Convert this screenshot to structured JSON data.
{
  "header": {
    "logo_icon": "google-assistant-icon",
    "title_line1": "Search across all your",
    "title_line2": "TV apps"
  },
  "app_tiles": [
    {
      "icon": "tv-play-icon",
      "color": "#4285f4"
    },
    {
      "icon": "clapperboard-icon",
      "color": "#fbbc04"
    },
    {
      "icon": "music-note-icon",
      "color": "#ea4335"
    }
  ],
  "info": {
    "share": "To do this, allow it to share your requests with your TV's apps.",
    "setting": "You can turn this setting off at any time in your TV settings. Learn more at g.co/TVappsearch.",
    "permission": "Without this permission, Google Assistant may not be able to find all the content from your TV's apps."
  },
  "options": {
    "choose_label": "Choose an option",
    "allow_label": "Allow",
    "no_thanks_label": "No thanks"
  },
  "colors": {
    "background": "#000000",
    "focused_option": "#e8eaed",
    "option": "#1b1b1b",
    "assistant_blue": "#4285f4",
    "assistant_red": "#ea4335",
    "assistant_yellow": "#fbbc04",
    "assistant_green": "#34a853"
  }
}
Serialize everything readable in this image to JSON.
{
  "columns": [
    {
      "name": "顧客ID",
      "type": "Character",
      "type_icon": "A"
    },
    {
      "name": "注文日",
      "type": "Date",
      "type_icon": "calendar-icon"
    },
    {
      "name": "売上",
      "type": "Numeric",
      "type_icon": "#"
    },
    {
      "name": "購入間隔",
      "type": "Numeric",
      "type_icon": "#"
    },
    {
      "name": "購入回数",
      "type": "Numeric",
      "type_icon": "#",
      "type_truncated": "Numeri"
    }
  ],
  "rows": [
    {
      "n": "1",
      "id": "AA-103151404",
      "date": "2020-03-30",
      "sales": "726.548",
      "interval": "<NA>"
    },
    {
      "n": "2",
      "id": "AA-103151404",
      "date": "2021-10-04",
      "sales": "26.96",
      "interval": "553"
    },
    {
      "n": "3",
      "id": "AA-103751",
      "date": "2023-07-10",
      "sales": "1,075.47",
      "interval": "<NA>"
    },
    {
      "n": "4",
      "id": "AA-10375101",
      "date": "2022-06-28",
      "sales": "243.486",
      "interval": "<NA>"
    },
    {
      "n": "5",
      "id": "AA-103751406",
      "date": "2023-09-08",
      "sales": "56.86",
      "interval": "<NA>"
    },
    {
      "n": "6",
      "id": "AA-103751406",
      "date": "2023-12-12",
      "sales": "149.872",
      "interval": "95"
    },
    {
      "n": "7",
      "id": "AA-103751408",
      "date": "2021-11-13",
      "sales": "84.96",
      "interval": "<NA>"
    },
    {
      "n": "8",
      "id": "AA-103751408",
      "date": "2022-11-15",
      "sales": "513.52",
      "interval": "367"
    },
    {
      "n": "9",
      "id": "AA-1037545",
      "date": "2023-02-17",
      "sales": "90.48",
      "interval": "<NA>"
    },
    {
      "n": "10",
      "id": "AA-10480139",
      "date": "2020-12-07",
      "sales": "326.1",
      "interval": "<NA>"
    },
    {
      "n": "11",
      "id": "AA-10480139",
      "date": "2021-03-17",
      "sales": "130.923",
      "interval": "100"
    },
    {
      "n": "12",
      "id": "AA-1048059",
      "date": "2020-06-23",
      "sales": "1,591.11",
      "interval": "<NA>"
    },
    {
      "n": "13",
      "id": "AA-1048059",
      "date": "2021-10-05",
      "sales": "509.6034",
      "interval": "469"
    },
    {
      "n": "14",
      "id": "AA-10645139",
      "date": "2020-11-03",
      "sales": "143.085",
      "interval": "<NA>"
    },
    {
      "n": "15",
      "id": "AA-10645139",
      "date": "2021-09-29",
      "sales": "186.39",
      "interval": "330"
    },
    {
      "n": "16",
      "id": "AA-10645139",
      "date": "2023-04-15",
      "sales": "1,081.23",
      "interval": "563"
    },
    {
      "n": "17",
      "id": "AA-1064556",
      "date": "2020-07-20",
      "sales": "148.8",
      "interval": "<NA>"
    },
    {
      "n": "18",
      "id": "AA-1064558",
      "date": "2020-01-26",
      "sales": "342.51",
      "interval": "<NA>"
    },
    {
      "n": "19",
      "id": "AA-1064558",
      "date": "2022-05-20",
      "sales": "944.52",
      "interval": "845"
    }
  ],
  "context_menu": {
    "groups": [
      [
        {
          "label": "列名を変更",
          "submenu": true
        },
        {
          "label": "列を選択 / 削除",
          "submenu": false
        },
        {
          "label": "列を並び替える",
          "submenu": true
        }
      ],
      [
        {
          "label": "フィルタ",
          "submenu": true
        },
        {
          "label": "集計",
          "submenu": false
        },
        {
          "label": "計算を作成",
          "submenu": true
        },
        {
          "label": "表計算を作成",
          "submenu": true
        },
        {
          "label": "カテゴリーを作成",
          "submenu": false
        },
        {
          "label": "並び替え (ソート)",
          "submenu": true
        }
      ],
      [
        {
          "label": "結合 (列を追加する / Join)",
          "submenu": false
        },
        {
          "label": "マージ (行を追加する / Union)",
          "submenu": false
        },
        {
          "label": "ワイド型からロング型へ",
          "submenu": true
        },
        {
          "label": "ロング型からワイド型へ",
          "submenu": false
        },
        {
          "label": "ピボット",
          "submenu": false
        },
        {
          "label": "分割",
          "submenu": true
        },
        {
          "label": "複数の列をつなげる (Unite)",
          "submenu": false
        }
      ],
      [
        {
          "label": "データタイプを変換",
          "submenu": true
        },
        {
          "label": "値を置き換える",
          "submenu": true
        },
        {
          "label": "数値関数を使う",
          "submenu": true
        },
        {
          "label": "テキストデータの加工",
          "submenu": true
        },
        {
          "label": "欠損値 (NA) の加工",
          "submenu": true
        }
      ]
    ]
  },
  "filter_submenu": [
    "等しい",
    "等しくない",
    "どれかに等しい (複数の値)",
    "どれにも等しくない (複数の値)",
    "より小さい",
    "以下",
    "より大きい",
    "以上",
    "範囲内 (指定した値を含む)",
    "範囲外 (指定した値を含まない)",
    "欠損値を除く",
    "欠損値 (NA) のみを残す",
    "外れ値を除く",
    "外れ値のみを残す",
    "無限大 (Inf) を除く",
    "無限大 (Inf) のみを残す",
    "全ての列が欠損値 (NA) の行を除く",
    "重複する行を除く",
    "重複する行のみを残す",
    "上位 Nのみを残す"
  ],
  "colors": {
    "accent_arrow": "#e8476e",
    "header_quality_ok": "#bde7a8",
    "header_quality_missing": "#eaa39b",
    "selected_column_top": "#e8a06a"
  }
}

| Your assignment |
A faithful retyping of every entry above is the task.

| Response area |
Convert this screenshot to structured JSON data.
{
  "header": {
    "logo_icon": "google-assistant-icon",
    "title_line1": "Search across all your",
    "title_line2": "TV apps"
  },
  "app_tiles": [
    {
      "icon": "tv-play-icon",
      "color": "#4285f4"
    },
    {
      "icon": "clapperboard-icon",
      "color": "#fbbc04"
    },
    {
      "icon": "music-note-icon",
      "color": "#ea4335"
    }
  ],
  "info": {
    "share": "To do this, allow it to share your requests with your TV's apps.",
    "setting": "You can turn this setting off at any time in your TV settings. Learn more at g.co/TVappsearch.",
    "permission": "Without this permission, Google Assistant may not be able to find all the content from your TV's apps."
  },
  "options": {
    "choose_label": "Choose an option",
    "allow_label": "Allow",
    "no_thanks_label": "No thanks"
  },
  "colors": {
    "background": "#000000",
    "focused_option": "#e8eaed",
    "option": "#1b1b1b",
    "assistant_blue": "#4285f4",
    "assistant_red": "#ea4335",
    "assistant_yellow": "#fbbc04",
    "assistant_green": "#34a853"
  }
}
Serialize everything readable in this image to JSON.
{
  "columns": [
    {
      "name": "顧客ID",
      "type": "Character",
      "type_icon": "A"
    },
    {
      "name": "注文日",
      "type": "Date",
      "type_icon": "calendar-icon"
    },
    {
      "name": "売上",
      "type": "Numeric",
      "type_icon": "#"
    },
    {
      "name": "購入間隔",
      "type": "Numeric",
      "type_icon": "#"
    },
    {
      "name": "購入回数",
      "type": "Numeric",
      "type_icon": "#",
      "type_truncated": "Numeri"
    }
  ],
  "rows": [
    {
      "n": "1",
      "id": "AA-103151404",
      "date": "2020-03-30",
      "sales": "726.548",
      "interval": "<NA>"
    },
    {
      "n": "2",
      "id": "AA-103151404",
      "date": "2021-10-04",
      "sales": "26.96",
      "interval": "553"
    },
    {
      "n": "3",
      "id": "AA-103751",
      "date": "2023-07-10",
      "sales": "1,075.47",
      "interval": "<NA>"
    },
    {
      "n": "4",
      "id": "AA-10375101",
      "date": "2022-06-28",
      "sales": "243.486",
      "interval": "<NA>"
    },
    {
      "n": "5",
      "id": "AA-103751406",
      "date": "2023-09-08",
      "sales": "56.86",
      "interval": "<NA>"
    },
    {
      "n": "6",
      "id": "AA-103751406",
      "date": "2023-12-12",
      "sales": "149.872",
      "interval": "95"
    },
    {
      "n": "7",
      "id": "AA-103751408",
      "date": "2021-11-13",
      "sales": "84.96",
      "interval": "<NA>"
    },
    {
      "n": "8",
      "id": "AA-103751408",
      "date": "2022-11-15",
      "sales": "513.52",
      "interval": "367"
    },
    {
      "n": "9",
      "id": "AA-1037545",
      "date": "2023-02-17",
      "sales": "90.48",
      "interval": "<NA>"
    },
    {
      "n": "10",
      "id": "AA-10480139",
      "date": "2020-12-07",
      "sales": "326.1",
      "interval": "<NA>"
    },
    {
      "n": "11",
      "id": "AA-10480139",
      "date": "2021-03-17",
      "sales": "130.923",
      "interval": "100"
    },
    {
      "n": "12",
      "id": "AA-1048059",
      "date": "2020-06-23",
      "sales": "1,591.11",
      "interval": "<NA>"
    },
    {
      "n": "13",
      "id": "AA-1048059",
      "date": "2021-10-05",
      "sales": "509.6034",
      "interval": "469"
    },
    {
      "n": "14",
      "id": "AA-10645139",
      "date": "2020-11-03",
      "sales": "143.085",
      "interval": "<NA>"
    },
    {
      "n": "15",
      "id": "AA-10645139",
      "date": "2021-09-29",
      "sales": "186.39",
      "interval": "330"
    },
    {
      "n": "16",
      "id": "AA-10645139",
      "date": "2023-04-15",
      "sales": "1,081.23",
      "interval": "563"
    },
    {
      "n": "17",
      "id": "AA-1064556",
      "date": "2020-07-20",
      "sales": "148.8",
      "interval": "<NA>"
    },
    {
      "n": "18",
      "id": "AA-1064558",
      "date": "2020-01-26",
      "sales": "342.51",
      "interval": "<NA>"
    },
    {
      "n": "19",
      "id": "AA-1064558",
      "date": "2022-05-20",
      "sales": "944.52",
      "interval": "845"
    }
  ],
  "context_menu": {
    "groups": [
      [
        {
          "label": "列名を変更",
          "submenu": true
        },
        {
          "label": "列を選択 / 削除",
          "submenu": false
        },
        {
          "label": "列を並び替える",
          "submenu": true
        }
      ],
      [
        {
          "label": "フィルタ",
          "submenu": true
        },
        {
          "label": "集計",
          "submenu": false
        },
        {
          "label": "計算を作成",
          "submenu": true
        },
        {
          "label": "表計算を作成",
          "submenu": true
        },
        {
          "label": "カテゴリーを作成",
          "submenu": false
        },
        {
          "label": "並び替え (ソート)",
          "submenu": true
        }
      ],
      [
        {
          "label": "結合 (列を追加する / Join)",
          "submenu": false
        },
        {
          "label": "マージ (行を追加する / Union)",
          "submenu": false
        },
        {
          "label": "ワイド型からロング型へ",
          "submenu": true
        },
        {
          "label": "ロング型からワイド型へ",
          "submenu": false
        },
        {
          "label": "ピボット",
          "submenu": false
        },
        {
          "label": "分割",
          "submenu": true
        },
        {
          "label": "複数の列をつなげる (Unite)",
          "submenu": false
        }
      ],
      [
        {
          "label": "データタイプを変換",
          "submenu": true
        },
        {
          "label": "値を置き換える",
          "submenu": true
        },
        {
          "label": "数値関数を使う",
          "submenu": true
        },
        {
          "label": "テキストデータの加工",
          "submenu": true
        },
        {
          "label": "欠損値 (NA) の加工",
          "submenu": true
        }
      ]
    ]
  },
  "filter_submenu": [
    "等しい",
    "等しくない",
    "どれかに等しい (複数の値)",
    "どれにも等しくない (複数の値)",
    "より小さい",
    "以下",
    "より大きい",
    "以上",
    "範囲内 (指定した値を含む)",
    "範囲外 (指定した値を含まない)",
    "欠損値を除く",
    "欠損値 (NA) のみを残す",
    "外れ値を除く",
    "外れ値のみを残す",
    "無限大 (Inf) を除く",
    "無限大 (Inf) のみを残す",
    "全ての列が欠損値 (NA) の行を除く",
    "重複する行を除く",
    "重複する行のみを残す",
    "上位 Nのみを残す"
  ],
  "colors": {
    "accent_arrow": "#e8476e",
    "header_quality_ok": "#bde7a8",
    "header_quality_missing": "#eaa39b",
    "selected_column_top": "#e8a06a"
  }
}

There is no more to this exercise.